Also present in profusion are effigies of witches. They adorn shops, are seen in the windows of many houses and are even plastered over the ubiquitous sausage stalls. These images reflect the pagan pre-Christian heritage of these lands. They are still celebrated come April 30, on Walpurgisnacht, where the ghostly Wild Hunt pursues the goddess Walpurga through hail and snow as winter yields to spring in the mountains. "There is a mountain very high and bare, whereon it is given out that witches hold their dance on Walpurgis Night," says folklorist Jacob Grimm in his Teutonic Mythology about the Brocken, highest peak of the Hartz mountains.
So it is not surprising that Christianity also has a potent place in the melange which makes up Quedlinburg. The town is glowered over by the massive fortress church of St Servatius. It is an austere, plain Romanesque basilica, notable for its wonderfully spare stone carving. Founded by Holy Roman Emperor Heinrich I, it was further finessed and expanded by his successor Otto I. Frescoes once covered the walls, but these are no more, though their ghosts can be seen in the crypts beneath the pseudo-romanesque choir which was built into the church by the Nazis, who used it as a 'sanctuary' for the SS. Heinrich Himmler saw himself as the embodiment of long dead Heinrich, come to return the Germany the glory of the Holy Roman Empire, bringing on the Thousand Year Reich.
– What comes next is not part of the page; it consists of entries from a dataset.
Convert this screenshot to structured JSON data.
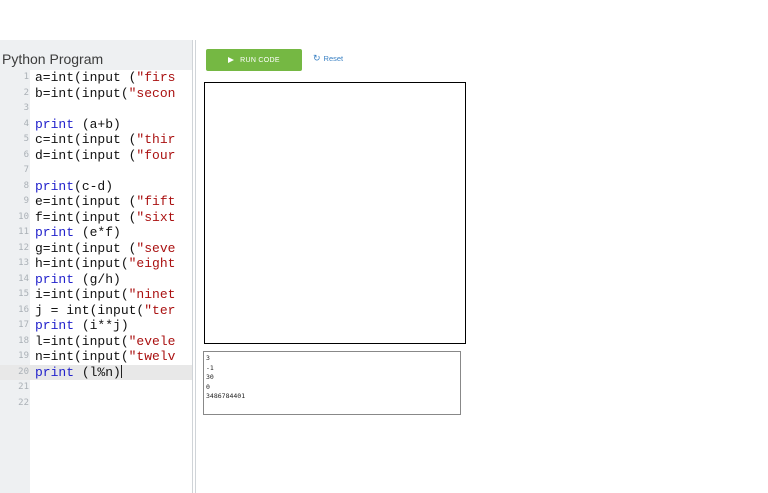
{
  "editor": {
    "title": "Python Program",
    "lines": [
      {
        "num": "1",
        "parts": [
          [
            "t",
            "a=int(input ("
          ],
          [
            "s",
            "\"firs"
          ]
        ]
      },
      {
        "num": "2",
        "parts": [
          [
            "t",
            "b=int(input("
          ],
          [
            "s",
            "\"secon"
          ]
        ]
      },
      {
        "num": "3",
        "parts": []
      },
      {
        "num": "4",
        "parts": [
          [
            "k",
            "print"
          ],
          [
            "t",
            " (a+b)"
          ]
        ]
      },
      {
        "num": "5",
        "parts": [
          [
            "t",
            "c=int(input ("
          ],
          [
            "s",
            "\"thir"
          ]
        ]
      },
      {
        "num": "6",
        "parts": [
          [
            "t",
            "d=int(input ("
          ],
          [
            "s",
            "\"four"
          ]
        ]
      },
      {
        "num": "7",
        "parts": []
      },
      {
        "num": "8",
        "parts": [
          [
            "k",
            "print"
          ],
          [
            "t",
            "(c-d)"
          ]
        ]
      },
      {
        "num": "9",
        "parts": [
          [
            "t",
            "e=int(input ("
          ],
          [
            "s",
            "\"fift"
          ]
        ]
      },
      {
        "num": "10",
        "parts": [
          [
            "t",
            "f=int(input ("
          ],
          [
            "s",
            "\"sixt"
          ]
        ]
      },
      {
        "num": "11",
        "parts": [
          [
            "k",
            "print"
          ],
          [
            "t",
            " (e*f)"
          ]
        ]
      },
      {
        "num": "12",
        "parts": [
          [
            "t",
            "g=int(input ("
          ],
          [
            "s",
            "\"seve"
          ]
        ]
      },
      {
        "num": "13",
        "parts": [
          [
            "t",
            "h=int(input("
          ],
          [
            "s",
            "\"eight"
          ]
        ]
      },
      {
        "num": "14",
        "parts": [
          [
            "k",
            "print"
          ],
          [
            "t",
            " (g/h)"
          ]
        ]
      },
      {
        "num": "15",
        "parts": [
          [
            "t",
            "i=int(input("
          ],
          [
            "s",
            "\"ninet"
          ]
        ]
      },
      {
        "num": "16",
        "parts": [
          [
            "t",
            "j = int(input("
          ],
          [
            "s",
            "\"ter"
          ]
        ]
      },
      {
        "num": "17",
        "parts": [
          [
            "k",
            "print"
          ],
          [
            "t",
            " (i**j)"
          ]
        ]
      },
      {
        "num": "18",
        "parts": [
          [
            "t",
            "l=int(input("
          ],
          [
            "s",
            "\"evele"
          ]
        ]
      },
      {
        "num": "19",
        "parts": [
          [
            "t",
            "n=int(input("
          ],
          [
            "s",
            "\"twelv"
          ]
        ]
      },
      {
        "num": "20",
        "parts": [
          [
            "k",
            "print"
          ],
          [
            "t",
            " (l%n)"
          ]
        ],
        "active": true
      },
      {
        "num": "21",
        "parts": []
      },
      {
        "num": "22",
        "parts": []
      }
    ]
  },
  "toolbar": {
    "run_label": "RUN CODE",
    "reset_label": "Reset"
  },
  "console": {
    "output": [
      "3",
      "-1",
      "30",
      "0",
      "3486784401"
    ]
  },
  "colors": {
    "run_button": "#75b843",
    "reset_link": "#3b82c4",
    "keyword": "#2222cc",
    "string": "#a11111"
  }
}
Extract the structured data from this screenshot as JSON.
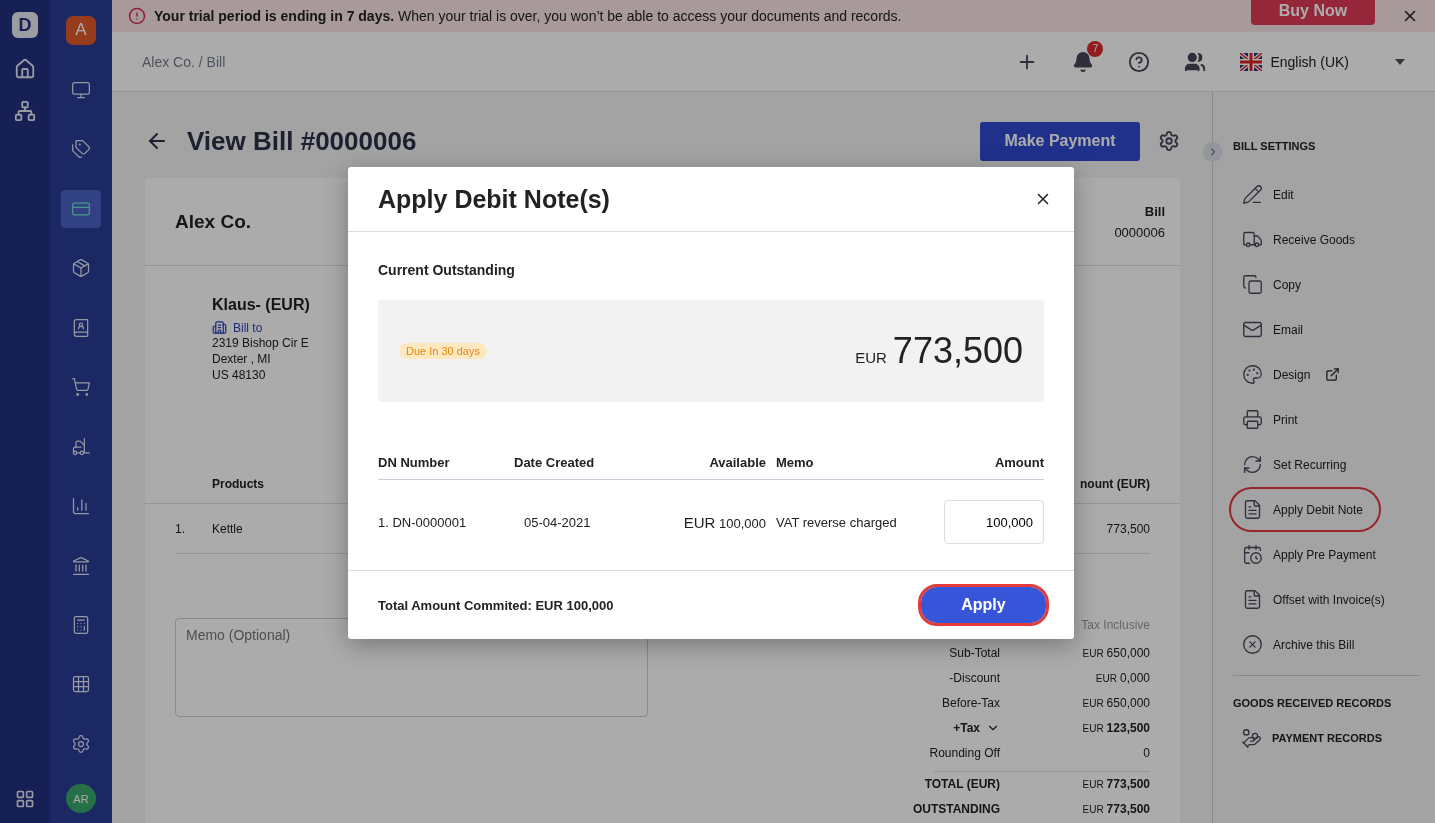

Which lasted but 12 ruinous years. The fastidious reconstruction of the town and its monuments can be laid at the feet of the otherwise unlamented GDR, which did fine work in its years of travail in preserving the history of the German peoples. Munching on a bratwurst in the fine Market Square, one can thank them for this service at the least.